A Common Sense Approach to Leashes
Happily, many potentially serious situations can be avoided if owners simply adopt a common sense approach when using retractable leashes. One simple solution is to grasp the handle fully at all times, and to be especially mindful of hanging on to it when otherwise occupied.
It's also wise to be proactive and teach dogs to view a dropped plastic case as an opportunity to be rewarded with treats and praise. Do this at home indoors by placing the case next to the dog and feeding him some treats, then gradually build up to dropping it and rewarding. Additional indoor work should include familiarizing the dog with dragging the retractable case behind him. Start by placing the case on the ground and slowly luring the dog forward with a treat as the case follows him a short distance, then reward and praise. Someday these simple steps could mean the difference between a lost dog and a dog that calmly waits for you to pick up the handle and dispense with the goodies!
For walking purposes, the most important rule -- and probably the most unpopular one -- is to keep dogs at a manageable distance in populated areas or near roads; in most cases, manageable means setting the locking feature at no more than six feet. Many owners would argue that maintaining close proximity on a retractable is contrary to the whole point of using one. However, the safety and welfare of our pets as well as that of our neighbors should always be of primary concern. Remember, there are people in every community who either don't like dogs or are afraid of them, and encountering your dog at the far end of a retractable could spell trouble.
An excellent compromise is to maintain a controllable distance while walking and to plan your outings so that you encounter a park or a large field along the way. Upon arrival at such open spaces, allow your dog the entire length of the retractable to sniff and explore. In addition, bring along a tennis ball or other fun toy to throw for him.
Encouraging Good Leash Behavior
Another valid reason for keeping dogs close by while walking is the natural tendency of dogs to pull, and owners' subsequent desensitization to the severity of the pulling when their pets walk at a distance. In fact, the danger of dogs pulling at the end of retractable leashes is threefold: first, owners have to work much harder to control their pets, creating a time delay in emergency situations; second, dogs simply never learn to walk on a loose leash, a problem which is compounded when owners attempt to walk them on regular leashes; and finally, constant pulling, especially from the larger breeds, may lead to undue wear and tear on the webbing, which may cause it to break.
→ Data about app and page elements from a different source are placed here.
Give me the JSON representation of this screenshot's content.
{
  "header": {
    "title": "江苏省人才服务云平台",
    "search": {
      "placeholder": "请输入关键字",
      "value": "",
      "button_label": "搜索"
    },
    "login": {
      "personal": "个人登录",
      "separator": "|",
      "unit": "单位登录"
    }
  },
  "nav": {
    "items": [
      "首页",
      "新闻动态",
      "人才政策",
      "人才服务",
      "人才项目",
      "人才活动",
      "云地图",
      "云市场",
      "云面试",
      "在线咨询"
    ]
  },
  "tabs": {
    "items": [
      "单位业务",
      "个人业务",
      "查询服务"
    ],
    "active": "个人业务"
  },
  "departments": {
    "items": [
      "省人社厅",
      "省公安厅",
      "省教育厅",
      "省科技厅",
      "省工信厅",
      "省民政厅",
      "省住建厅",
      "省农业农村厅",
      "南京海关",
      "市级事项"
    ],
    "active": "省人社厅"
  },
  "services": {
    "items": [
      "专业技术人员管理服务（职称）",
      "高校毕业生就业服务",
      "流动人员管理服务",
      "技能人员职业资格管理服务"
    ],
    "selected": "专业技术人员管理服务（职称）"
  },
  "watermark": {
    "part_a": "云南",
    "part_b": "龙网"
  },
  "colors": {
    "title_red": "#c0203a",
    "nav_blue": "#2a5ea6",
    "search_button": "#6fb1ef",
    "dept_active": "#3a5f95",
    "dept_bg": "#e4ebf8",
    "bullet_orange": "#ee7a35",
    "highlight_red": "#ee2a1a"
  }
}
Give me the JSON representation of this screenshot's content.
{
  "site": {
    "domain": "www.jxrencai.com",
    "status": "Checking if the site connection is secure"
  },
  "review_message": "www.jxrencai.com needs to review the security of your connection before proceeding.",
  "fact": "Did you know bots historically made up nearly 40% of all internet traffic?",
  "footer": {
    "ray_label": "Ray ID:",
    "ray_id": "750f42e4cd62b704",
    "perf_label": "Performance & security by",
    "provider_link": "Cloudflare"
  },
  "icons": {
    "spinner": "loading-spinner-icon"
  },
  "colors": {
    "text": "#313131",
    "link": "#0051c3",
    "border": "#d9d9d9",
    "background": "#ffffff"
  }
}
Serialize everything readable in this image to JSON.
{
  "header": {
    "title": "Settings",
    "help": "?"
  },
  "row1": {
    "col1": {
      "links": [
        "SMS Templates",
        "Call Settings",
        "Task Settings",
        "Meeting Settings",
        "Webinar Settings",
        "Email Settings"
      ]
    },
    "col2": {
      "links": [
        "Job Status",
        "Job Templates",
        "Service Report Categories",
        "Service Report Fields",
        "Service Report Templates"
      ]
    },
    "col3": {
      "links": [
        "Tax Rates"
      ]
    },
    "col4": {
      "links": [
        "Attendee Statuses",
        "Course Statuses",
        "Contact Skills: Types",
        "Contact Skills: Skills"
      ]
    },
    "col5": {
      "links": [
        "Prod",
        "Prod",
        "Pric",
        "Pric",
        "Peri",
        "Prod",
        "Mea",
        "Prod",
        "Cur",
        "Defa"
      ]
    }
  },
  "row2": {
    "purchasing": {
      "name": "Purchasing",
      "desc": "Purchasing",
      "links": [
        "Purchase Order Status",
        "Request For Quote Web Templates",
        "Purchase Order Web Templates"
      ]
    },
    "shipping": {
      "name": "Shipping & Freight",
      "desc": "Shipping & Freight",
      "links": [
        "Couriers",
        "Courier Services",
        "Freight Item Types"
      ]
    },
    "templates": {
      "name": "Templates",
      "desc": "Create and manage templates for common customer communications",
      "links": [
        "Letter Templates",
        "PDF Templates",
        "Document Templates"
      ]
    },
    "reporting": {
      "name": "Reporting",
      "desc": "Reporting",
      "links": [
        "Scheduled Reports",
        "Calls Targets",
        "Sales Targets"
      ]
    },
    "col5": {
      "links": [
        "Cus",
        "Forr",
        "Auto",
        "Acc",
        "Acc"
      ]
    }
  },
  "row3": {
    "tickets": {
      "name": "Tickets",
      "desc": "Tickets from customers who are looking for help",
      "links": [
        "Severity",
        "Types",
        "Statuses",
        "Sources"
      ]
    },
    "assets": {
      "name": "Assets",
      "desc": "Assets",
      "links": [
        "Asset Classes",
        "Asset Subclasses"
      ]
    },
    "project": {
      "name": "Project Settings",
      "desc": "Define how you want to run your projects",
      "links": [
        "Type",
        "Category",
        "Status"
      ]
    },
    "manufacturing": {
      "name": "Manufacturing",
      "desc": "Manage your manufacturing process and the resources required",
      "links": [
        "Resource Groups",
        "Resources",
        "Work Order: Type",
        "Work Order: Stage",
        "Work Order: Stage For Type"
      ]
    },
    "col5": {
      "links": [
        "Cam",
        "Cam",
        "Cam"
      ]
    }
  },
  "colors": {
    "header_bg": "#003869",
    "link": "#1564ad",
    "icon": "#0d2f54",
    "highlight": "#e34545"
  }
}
Therefore, owners should not only lock the retractable to keep their dogs nearby, but they should also treat the retractable like a regular leash and insist that their pets not pull! For those who are unsure how to teach dogs to walk on a loose leash, there are many good training books on the subject, or contact a professional trainer or training school near you.
Maintaining a Safe Leash
Finally, the proper use of retractables includes checking the device for wear and possible damage. Most commonly, the webbing frays or breaks, especially if rambunctious pups are prone to mouthing it. Also check that the clip is functioning properly and is still securely attached to the webbing. Under no circumstance should damaged webbing be repaired for continued use. If the webbing is frayed, immediately discard the leash and purchase a new one. Patched or mended equipment is an invitation for disaster.
Retractable leashes are wonderful tools when owners keep safety in mind, so get out there and use them responsibly -- the exercise will benefit you and your pet, and your dog will love you for it!
Do you use a retractable leash with your dog? How does your dog behave when walking on a leash? Tell us below!